All I knew about the venue for ‘Undergrowth’ was that it was in a basement underneath Sinclair’s Fitness. I didn’t know such a venue existed, so I was hoping it would be clear once I arrived. It was. The red lights glowing out of a door in the sandstone wall, and the long line of people queuing up the street were clear signs that a Dark Mofo event was in full swing.

As I entered, I inhaled a strong smell of damp. It was gloomy and hard to see well, but attendants guided us through the space and down into the basement. They implored us to tread carefully because the flagstone floor was uneven.
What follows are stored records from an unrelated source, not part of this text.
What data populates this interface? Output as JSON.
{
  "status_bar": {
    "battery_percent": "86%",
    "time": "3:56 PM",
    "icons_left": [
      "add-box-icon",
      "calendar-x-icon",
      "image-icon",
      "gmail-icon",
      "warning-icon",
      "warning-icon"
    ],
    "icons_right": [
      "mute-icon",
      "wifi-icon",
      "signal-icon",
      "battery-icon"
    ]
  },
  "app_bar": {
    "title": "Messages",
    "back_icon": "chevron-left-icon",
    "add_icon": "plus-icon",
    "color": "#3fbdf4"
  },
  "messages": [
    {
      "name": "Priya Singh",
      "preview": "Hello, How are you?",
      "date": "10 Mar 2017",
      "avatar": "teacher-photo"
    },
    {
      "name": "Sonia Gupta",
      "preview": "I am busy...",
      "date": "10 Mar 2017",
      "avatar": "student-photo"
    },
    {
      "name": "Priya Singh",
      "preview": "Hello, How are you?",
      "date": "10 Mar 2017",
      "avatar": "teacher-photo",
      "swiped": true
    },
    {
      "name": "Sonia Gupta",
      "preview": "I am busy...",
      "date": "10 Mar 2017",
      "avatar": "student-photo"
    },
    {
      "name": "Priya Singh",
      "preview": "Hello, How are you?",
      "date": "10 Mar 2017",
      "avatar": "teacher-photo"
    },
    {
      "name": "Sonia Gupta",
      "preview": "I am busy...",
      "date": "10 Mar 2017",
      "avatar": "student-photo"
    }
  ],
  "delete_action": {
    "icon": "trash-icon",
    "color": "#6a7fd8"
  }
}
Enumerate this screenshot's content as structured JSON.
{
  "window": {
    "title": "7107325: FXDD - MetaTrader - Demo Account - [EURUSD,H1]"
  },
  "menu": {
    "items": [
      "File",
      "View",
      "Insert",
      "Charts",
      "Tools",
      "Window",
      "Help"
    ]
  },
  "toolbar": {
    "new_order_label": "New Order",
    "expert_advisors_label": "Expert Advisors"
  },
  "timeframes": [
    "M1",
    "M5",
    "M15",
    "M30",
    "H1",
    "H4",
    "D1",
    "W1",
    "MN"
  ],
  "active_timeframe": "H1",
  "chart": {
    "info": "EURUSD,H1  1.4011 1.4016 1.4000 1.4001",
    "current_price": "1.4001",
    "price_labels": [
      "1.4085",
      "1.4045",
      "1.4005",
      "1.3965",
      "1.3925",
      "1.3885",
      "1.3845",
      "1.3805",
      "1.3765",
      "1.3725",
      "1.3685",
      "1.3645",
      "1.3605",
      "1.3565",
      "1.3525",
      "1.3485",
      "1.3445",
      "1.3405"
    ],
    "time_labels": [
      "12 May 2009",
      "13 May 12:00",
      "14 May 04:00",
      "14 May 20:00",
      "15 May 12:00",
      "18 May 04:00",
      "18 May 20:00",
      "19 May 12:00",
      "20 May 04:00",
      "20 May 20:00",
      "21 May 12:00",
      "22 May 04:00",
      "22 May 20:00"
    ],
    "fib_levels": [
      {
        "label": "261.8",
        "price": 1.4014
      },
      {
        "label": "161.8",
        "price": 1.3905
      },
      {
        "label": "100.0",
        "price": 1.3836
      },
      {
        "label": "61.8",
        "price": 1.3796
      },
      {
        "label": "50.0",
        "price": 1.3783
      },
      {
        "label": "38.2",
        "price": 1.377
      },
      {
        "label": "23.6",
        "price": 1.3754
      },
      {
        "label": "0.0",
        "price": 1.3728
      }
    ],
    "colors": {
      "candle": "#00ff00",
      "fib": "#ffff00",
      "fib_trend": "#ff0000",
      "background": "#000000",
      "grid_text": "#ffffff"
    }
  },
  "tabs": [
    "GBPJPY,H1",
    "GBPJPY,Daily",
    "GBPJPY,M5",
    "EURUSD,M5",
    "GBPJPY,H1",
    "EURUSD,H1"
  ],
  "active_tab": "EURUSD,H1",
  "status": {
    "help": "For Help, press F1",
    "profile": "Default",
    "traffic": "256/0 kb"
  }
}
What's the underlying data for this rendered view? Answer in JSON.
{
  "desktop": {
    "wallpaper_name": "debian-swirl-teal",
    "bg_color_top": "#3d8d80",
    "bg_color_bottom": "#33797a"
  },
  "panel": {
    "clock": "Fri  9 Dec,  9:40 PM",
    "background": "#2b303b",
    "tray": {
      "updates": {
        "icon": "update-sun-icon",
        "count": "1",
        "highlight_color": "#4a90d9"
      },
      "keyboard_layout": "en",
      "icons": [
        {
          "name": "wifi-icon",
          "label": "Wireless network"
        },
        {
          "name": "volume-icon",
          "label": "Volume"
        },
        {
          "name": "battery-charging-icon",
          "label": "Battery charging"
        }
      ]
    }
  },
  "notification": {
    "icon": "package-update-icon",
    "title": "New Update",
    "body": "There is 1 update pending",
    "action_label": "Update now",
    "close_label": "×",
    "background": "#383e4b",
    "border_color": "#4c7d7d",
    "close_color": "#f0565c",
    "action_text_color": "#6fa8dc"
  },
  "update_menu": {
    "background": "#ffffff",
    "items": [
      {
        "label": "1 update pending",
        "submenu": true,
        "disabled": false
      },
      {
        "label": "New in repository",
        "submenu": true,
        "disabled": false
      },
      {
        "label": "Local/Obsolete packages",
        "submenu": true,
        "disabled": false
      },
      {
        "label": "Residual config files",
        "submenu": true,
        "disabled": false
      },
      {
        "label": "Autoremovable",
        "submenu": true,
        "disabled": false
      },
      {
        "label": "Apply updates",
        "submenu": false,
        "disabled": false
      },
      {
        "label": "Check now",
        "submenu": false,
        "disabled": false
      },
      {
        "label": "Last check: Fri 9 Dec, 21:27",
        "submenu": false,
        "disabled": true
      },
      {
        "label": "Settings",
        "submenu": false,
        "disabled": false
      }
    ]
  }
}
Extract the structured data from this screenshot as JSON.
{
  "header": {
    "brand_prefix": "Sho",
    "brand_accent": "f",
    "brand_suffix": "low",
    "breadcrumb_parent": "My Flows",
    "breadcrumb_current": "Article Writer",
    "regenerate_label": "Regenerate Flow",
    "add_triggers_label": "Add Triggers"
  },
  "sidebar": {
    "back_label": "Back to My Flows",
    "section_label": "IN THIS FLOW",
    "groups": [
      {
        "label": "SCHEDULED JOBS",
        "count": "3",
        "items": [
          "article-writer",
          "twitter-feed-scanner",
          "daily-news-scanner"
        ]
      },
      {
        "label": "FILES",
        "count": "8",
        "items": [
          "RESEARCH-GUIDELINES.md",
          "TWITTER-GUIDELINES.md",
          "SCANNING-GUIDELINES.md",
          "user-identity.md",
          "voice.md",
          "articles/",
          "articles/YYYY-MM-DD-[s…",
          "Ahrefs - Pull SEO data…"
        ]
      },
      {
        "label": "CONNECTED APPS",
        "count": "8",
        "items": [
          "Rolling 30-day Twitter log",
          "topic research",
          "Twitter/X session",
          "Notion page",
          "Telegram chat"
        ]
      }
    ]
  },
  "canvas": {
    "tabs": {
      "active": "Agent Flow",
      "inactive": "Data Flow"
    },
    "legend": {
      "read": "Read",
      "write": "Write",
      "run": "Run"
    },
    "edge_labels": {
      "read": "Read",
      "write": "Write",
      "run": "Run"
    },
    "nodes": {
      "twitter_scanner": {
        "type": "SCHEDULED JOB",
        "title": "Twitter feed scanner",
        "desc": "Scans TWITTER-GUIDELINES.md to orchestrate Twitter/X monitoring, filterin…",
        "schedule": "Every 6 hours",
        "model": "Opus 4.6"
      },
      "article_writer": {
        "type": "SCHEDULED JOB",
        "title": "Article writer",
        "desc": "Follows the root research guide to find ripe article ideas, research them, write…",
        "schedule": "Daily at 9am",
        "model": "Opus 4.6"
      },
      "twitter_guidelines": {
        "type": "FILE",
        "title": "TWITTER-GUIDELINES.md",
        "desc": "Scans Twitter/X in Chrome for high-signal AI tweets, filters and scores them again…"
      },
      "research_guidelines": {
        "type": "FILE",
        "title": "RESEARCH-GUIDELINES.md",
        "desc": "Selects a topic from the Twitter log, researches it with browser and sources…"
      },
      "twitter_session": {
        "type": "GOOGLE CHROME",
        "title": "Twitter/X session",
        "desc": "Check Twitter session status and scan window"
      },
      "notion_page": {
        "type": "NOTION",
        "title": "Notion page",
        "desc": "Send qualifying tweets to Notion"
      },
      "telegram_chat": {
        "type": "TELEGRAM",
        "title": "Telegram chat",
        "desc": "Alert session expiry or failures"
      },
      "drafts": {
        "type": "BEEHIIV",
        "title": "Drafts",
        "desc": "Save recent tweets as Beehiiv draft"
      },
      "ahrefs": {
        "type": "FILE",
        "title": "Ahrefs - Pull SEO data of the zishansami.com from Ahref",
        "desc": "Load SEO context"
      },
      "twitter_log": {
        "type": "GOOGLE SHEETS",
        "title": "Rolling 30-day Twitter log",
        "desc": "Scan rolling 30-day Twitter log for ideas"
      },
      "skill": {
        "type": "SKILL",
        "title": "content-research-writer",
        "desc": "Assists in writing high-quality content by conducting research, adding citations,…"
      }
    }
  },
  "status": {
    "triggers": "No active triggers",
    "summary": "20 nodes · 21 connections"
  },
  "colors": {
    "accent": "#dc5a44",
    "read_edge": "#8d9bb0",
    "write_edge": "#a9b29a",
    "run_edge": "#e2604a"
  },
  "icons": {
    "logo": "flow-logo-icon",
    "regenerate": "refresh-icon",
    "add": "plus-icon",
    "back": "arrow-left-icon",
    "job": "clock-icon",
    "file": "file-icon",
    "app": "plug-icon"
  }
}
Emerging into the ‘gallery’ space, the artwork was revealed and it was clear that they had chosen the perfect venue. Four dark, somewhat derelict, convict built sandstone brick rooms. The space was part of the undercarriage of the city of Hobart and it felt eerie. Everyone was moving around the space in complete silence captivated by the work.

Projected onto the damp convict built walls was video footage of botanical species coming to life, zombie-like faces of children, and creepily lit plants. Bare root fruit trees stood like a winter forest and turnips hung from the ceiling. 

The visuals, the smell, and the dark felt just like the creepy undergrowth of a forest, maybe next to a cemetery, or the dark underbelly of an abandoned city after some sort of apocalypse.

Undergrowth is part of a larger work produced by Lucy Bleach, John Vella and Kit Wise from the University's Tasmanian College of the Arts in conjunction with the students from Triabunna Primary School and the School of Plant Science at the University.

The project “Night Garden” is a cinematic exploration of dark psychological terrain. It is a Live Site Catalyst project supported by the University of Tasmania, the University's Institute for the Study of Social Change,  the Glamorgan Spring Bay Council and the Behrakis Group. Chandlers Nursery donated the trees, and Woolworths donated the parsnips. 

Undergrowth was presented by Dark Mofo for one night only. However, “Overgrowth”, a second installation, is being hosted in Triabunna on Friday 24th of June. The projections will light up various buildings within the regional community between 5-9pm. It is a free event.